Friday, 3 August 2007

Caveat Emptor

Have you ever gone out to shop for basics, and come back with anything but?

Here is how our day went. We met my husband’s sister in law for coffee in a local seaside town. The intention was to go for a long walk first along the beach. This turned into a short and very slow walk; I collected a beautiful selection of green lipped muscle shells and four varieties of sea weed (smelly but beautiful).

Then we went to a “purveyor of unusual foods to the restaurant trade”. I had one item on the list – Israeli couscous. We left with two lots of cheese, sauerkraut, Russian beer, S. African gumdrops and dried fruit (for my dad) and camphor cream for my sore feet.

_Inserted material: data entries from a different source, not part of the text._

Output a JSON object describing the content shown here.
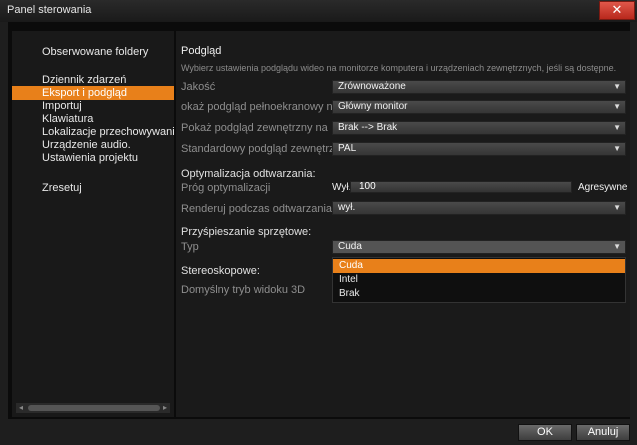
{
  "window": {
    "title": "Panel sterowania",
    "close_symbol": "✕"
  },
  "sidebar": {
    "items": [
      {
        "label": "Obserwowane foldery"
      },
      {
        "label": "Dziennik zdarzeń"
      },
      {
        "label": "Eksport i podgląd",
        "active": true
      },
      {
        "label": "Importuj"
      },
      {
        "label": "Klawiatura"
      },
      {
        "label": "Lokalizacje przechowywania"
      },
      {
        "label": "Urządzenie audio."
      },
      {
        "label": "Ustawienia projektu"
      },
      {
        "label": "Zresetuj"
      }
    ]
  },
  "preview": {
    "heading": "Podgląd",
    "description": "Wybierz ustawienia podglądu wideo na monitorze komputera i urządzeniach zewnętrznych, jeśli są dostępne.",
    "quality": {
      "label": "Jakość",
      "value": "Zrównoważone"
    },
    "fullscreen": {
      "label": "okaż podgląd pełnoekranowy na",
      "value": "Główny monitor"
    },
    "external": {
      "label": "Pokaż podgląd zewnętrzny na",
      "value": "Brak --> Brak"
    },
    "standard": {
      "label": "Standardowy podgląd zewnętrzny",
      "value": "PAL"
    }
  },
  "optimization": {
    "heading": "Optymalizacja odtwarzania:",
    "threshold": {
      "label": "Próg optymalizacji",
      "min_label": "Wył.",
      "value": "100",
      "max_label": "Agresywne"
    },
    "render": {
      "label": "Renderuj podczas odtwarzania",
      "value": "wył."
    }
  },
  "hardware": {
    "heading": "Przyśpieszanie sprzętowe:",
    "type": {
      "label": "Typ",
      "value": "Cuda",
      "options": [
        "Cuda",
        "Intel",
        "Brak"
      ],
      "highlighted": "Cuda"
    }
  },
  "stereo": {
    "heading": "Stereoskopowe:",
    "mode_label": "Domyślny tryb widoku 3D"
  },
  "footer": {
    "ok_label": "OK",
    "cancel_label": "Anuluj"
  },
  "icons": {
    "dropdown": "▼"
  },
  "colors": {
    "accent": "#e8801a",
    "close": "#c8352a"
  }
}
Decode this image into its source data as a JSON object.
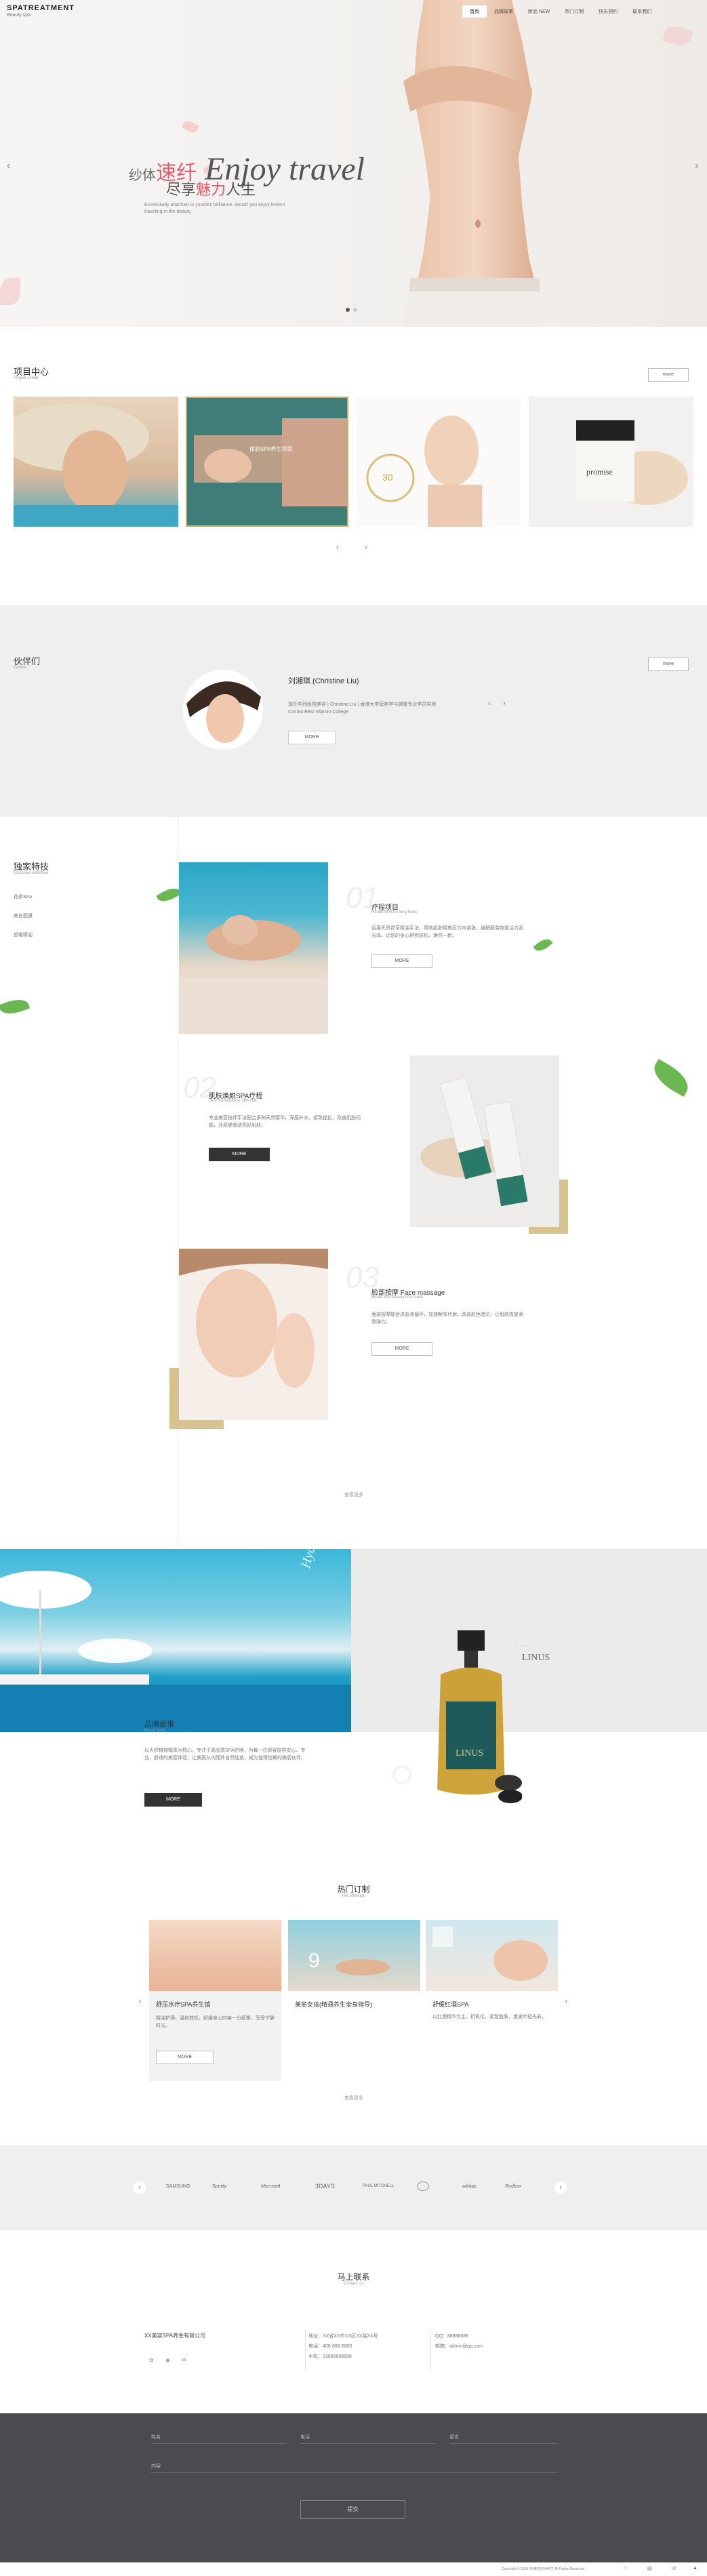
{
  "header": {
    "logo": "SPATREATMENT",
    "logo_sub": "Beauty spa",
    "nav": [
      "首页",
      "品牌故事",
      "新品 NEW",
      "热门订制",
      "快乐预约",
      "联系我们"
    ]
  },
  "hero": {
    "pre": "纱体",
    "red1": "速纤",
    "english": "Enjoy travel",
    "line2_pre": "尽享",
    "red2": "魅力",
    "line2_post": "人生",
    "sub": "Excessively attached to youthful brilliance. Would you enjoy lenient traveling in the beauty."
  },
  "projects": {
    "title": "项目中心",
    "sub": "Project center",
    "more": "more",
    "items": [
      "",
      "体验SPA养生项目",
      "",
      "promise"
    ],
    "card2_title": "体验SPA养生项目"
  },
  "partners": {
    "title": "伙伴们",
    "sub": "Partner",
    "more": "more",
    "name": "刘湘琪 (Christine Liu)",
    "text": "现任华西医院美容 | Christine Liu | 香港大学营养学与健康专业学员导师 Cosmo Best Vitamin College",
    "button": "MORE"
  },
  "features": {
    "title": "独家特技",
    "sub": "Exclusive expertise",
    "side": [
      "花茶SPA",
      "美白面膜",
      "舒缓精油"
    ],
    "items": [
      {
        "num": "01",
        "title": "疗程项目",
        "sub": "Health SPA for long flows",
        "text": "运用天然花草精油手法，帮助肌肤释放压力与紧张，缓解疲劳恢复活力及光泽，让您的身心得到放松，焕然一新。",
        "btn": "MORE"
      },
      {
        "num": "02",
        "title": "肌肤焕颜SPA疗程",
        "sub": "Skin rejuvenation SPA skill",
        "text": "专业美容技师手法配合多种天然精华，深层补水，紧致提拉，改善肌肤问题，还原健康透亮好肌肤。",
        "btn": "MORE"
      },
      {
        "num": "03",
        "title": "脸部按摩 Face massage",
        "sub": "Break SPA beauty of a mask",
        "text": "面部按摩能促进血液循环，加速新陈代谢，改善肤色暗沉，让肌肤恢复紧致弹力。",
        "btn": "MORE"
      }
    ],
    "more_link": "查看更多"
  },
  "brand": {
    "script": "Hydrating Love",
    "title": "品牌故事",
    "sub": "Brand story",
    "text": "以天然植物精萃为核心，专注于高品质SPA护理，为每一位顾客提供安心、专业、舒适的美容体验，让美丽从内而外自然绽放，成为值得信赖的美丽伙伴。",
    "btn": "MORE",
    "product_brand": "LINUS"
  },
  "hot": {
    "title": "热门订制",
    "sub": "Hot offerings",
    "items": [
      {
        "title": "舒压水疗SPA养生馆",
        "text": "精油护理，温和放松，舒缓身心的每一分疲惫，享受宁静时光。",
        "btn": "MORE"
      },
      {
        "title": "美丽女孩(精通养生全身指导)",
        "text": "",
        "btn": ""
      },
      {
        "title": "舒缓红酒SPA",
        "text": "以红酒精华为主，抗氧化、紧致肌肤，焕发年轻光彩。",
        "btn": ""
      }
    ],
    "more_link": "查看更多"
  },
  "logos": [
    "SAMSUNG",
    "Spotify",
    "Microsoft",
    "3DAYS",
    "PAUL MITCHELL",
    "",
    "adidas",
    "Redbox"
  ],
  "contact": {
    "title": "马上联系",
    "sub": "Contact Us",
    "company": "XX美容SPA养生有限公司",
    "addr_label": "地址：XX省XX市XX区XX路XX号",
    "phone": "电话：400-888-8888",
    "mobile": "手机：13888888888",
    "qq": "QQ：88888888",
    "email": "邮箱：admin@qq.com"
  },
  "form": {
    "labels": [
      "姓名",
      "电话",
      "留言",
      "内容"
    ],
    "submit": "提交"
  },
  "footer": {
    "copyright": "Copyright © 2020 XX美容SPA养生 All Rights Reserved",
    "links": [
      "首页",
      "关于",
      "电话",
      "顶部"
    ]
  }
}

After recovering at the coffee shop, we went to buy the next item on the list, bread from the German bakery. Tick. Next door was a French designer shop. They had ornamental candles for sale. I got one for $2, a globe in the same green as our living room. It was a 10th of its original price. So, not too bad;-)

En route to buy a bunch of flowers for a friend, we acquired a 1940’s armchair and beautiful book of tulips in a second hand shop. I now have a reupholstering project on my hands, to use up all that spare time!

Next time I only have three items on my shopping list, I’ll send my husband. He isn’t as easily distracted.

Thursday, 2 August 2007

The Art of Flower Wrestling and Morris Minor maintenance

Mission impossible accomplished! I got the marks for my first practical assessment this morning. 30/30.

I can only say, it is the luck of the day. If you twist or scrunch paper the wrong way the first time, then you’ve had it. If the flower refuses to cooperate, even when wired, then forget it. I simply had a blessed day.

So I can now do the following: wire a Gerbera, wrap its stem in organza ribbon held in place by a pearl pin and “cross gartered” copper wire. Then wrestle it, with two lots of foliage into a perfect cone made of three lots of different paper, and tie with hand tied bow.

Not exactly a candidate for the Nobel, but you have to start somewhere.

Oh and as to the Morris Minor, I am still aspiring to own one, if I ever have a flower shop of my own.